## Exercise instructions
Copy the result of filtering the entries below for lines that include the string "icon".

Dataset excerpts
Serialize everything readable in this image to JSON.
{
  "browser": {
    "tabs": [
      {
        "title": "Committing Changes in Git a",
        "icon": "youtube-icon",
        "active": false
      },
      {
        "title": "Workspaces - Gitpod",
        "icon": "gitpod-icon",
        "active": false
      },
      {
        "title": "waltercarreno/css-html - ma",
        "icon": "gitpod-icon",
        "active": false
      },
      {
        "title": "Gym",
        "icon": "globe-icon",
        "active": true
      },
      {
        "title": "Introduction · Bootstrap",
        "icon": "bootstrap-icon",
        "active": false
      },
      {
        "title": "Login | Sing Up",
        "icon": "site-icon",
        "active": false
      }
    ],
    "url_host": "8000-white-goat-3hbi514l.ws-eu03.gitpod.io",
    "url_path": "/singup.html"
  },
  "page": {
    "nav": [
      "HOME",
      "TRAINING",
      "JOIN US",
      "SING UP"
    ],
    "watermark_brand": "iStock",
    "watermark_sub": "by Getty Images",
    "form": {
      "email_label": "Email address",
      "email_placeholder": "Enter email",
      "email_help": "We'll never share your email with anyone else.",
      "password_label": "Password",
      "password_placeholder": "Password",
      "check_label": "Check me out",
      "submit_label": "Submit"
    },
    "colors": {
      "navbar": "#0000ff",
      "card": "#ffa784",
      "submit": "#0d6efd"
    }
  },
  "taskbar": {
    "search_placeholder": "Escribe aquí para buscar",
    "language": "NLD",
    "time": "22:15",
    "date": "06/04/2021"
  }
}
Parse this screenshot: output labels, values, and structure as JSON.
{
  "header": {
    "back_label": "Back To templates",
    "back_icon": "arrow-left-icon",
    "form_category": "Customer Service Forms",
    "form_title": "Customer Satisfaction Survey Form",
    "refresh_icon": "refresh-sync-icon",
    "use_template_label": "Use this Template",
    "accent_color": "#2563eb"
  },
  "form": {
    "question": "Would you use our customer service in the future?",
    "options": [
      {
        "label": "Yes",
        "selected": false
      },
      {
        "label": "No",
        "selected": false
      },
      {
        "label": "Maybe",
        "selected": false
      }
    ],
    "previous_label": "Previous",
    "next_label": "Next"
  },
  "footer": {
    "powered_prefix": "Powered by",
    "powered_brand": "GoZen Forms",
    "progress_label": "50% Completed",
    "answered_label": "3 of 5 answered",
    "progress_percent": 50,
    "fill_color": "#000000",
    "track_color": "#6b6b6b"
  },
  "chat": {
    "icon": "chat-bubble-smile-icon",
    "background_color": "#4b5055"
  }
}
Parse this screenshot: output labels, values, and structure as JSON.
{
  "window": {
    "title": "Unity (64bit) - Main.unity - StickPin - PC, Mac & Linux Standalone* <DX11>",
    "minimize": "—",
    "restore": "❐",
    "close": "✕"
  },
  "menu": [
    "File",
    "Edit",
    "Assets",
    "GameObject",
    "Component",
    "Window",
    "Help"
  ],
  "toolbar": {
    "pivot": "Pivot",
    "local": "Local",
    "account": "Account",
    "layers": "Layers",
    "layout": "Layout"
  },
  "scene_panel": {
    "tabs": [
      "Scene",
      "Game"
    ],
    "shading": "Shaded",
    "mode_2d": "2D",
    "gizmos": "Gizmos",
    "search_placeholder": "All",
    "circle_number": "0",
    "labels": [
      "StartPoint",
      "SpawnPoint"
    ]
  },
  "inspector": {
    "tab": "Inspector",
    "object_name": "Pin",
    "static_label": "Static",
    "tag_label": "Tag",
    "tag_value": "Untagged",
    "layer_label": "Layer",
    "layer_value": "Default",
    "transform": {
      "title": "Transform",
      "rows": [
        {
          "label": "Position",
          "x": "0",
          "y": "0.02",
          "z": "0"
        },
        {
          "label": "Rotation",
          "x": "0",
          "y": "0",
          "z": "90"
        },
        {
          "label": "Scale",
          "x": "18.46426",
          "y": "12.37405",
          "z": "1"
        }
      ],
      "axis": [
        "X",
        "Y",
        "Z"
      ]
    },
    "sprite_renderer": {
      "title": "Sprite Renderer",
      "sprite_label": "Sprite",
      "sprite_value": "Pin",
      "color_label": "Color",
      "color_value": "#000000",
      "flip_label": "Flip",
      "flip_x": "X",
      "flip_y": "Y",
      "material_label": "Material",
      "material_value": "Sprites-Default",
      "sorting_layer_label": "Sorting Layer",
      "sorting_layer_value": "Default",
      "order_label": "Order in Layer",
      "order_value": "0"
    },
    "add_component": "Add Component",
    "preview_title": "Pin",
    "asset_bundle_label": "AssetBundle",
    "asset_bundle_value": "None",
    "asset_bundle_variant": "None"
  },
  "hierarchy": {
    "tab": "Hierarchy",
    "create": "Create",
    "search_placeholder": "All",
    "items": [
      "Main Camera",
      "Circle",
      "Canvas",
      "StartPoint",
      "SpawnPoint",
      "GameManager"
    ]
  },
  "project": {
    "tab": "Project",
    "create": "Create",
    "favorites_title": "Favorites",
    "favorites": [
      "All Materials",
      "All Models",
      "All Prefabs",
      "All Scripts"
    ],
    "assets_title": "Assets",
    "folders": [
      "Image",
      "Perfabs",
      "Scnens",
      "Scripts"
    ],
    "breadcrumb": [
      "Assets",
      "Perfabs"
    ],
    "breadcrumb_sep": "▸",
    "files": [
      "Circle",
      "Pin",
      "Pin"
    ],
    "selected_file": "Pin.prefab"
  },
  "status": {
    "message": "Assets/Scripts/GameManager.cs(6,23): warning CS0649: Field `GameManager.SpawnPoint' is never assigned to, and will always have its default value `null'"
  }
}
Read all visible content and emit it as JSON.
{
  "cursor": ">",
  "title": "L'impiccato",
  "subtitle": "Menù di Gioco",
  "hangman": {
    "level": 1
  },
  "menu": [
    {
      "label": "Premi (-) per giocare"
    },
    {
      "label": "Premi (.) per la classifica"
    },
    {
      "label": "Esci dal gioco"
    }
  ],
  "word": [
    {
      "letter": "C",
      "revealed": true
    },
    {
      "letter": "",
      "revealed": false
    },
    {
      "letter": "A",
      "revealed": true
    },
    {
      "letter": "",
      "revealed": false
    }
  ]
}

## Reply to the exercise
        "icon": "youtube-icon",
        "icon": "gitpod-icon",
        "icon": "gitpod-icon",
        "icon": "globe-icon",
        "icon": "bootstrap-icon",
        "icon": "site-icon",
    "back_icon": "arrow-left-icon",
    "refresh_icon": "refresh-sync-icon",
    "icon": "chat-bubble-smile-icon",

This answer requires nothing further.